Component data from apps and pages:
□ □ □ □ □ □ □
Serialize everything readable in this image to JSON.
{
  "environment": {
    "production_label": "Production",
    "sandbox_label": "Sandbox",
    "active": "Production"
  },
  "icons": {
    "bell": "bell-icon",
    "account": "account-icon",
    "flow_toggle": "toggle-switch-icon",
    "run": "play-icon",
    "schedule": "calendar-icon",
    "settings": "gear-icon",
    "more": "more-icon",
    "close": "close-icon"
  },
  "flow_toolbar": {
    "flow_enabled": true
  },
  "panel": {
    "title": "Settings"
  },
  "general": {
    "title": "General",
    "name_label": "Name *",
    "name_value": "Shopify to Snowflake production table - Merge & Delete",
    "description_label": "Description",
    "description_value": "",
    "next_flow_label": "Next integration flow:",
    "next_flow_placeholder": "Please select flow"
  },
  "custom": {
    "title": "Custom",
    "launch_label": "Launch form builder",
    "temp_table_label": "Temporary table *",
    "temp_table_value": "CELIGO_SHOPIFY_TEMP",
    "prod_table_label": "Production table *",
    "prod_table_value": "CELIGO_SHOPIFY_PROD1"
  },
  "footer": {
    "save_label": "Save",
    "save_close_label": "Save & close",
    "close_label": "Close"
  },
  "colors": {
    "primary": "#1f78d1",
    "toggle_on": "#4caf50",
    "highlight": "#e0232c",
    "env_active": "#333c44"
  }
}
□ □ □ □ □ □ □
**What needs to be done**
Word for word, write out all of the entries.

**Solution for this problem**
Serialize everything readable in this image to JSON.
{
  "environment": {
    "production_label": "Production",
    "sandbox_label": "Sandbox",
    "active": "Production"
  },
  "icons": {
    "bell": "bell-icon",
    "account": "account-icon",
    "flow_toggle": "toggle-switch-icon",
    "run": "play-icon",
    "schedule": "calendar-icon",
    "settings": "gear-icon",
    "more": "more-icon",
    "close": "close-icon"
  },
  "flow_toolbar": {
    "flow_enabled": true
  },
  "panel": {
    "title": "Settings"
  },
  "general": {
    "title": "General",
    "name_label": "Name *",
    "name_value": "Shopify to Snowflake production table - Merge & Delete",
    "description_label": "Description",
    "description_value": "",
    "next_flow_label": "Next integration flow:",
    "next_flow_placeholder": "Please select flow"
  },
  "custom": {
    "title": "Custom",
    "launch_label": "Launch form builder",
    "temp_table_label": "Temporary table *",
    "temp_table_value": "CELIGO_SHOPIFY_TEMP",
    "prod_table_label": "Production table *",
    "prod_table_value": "CELIGO_SHOPIFY_PROD1"
  },
  "footer": {
    "save_label": "Save",
    "save_close_label": "Save & close",
    "close_label": "Close"
  },
  "colors": {
    "primary": "#1f78d1",
    "toggle_on": "#4caf50",
    "highlight": "#e0232c",
    "env_active": "#333c44"
  }
}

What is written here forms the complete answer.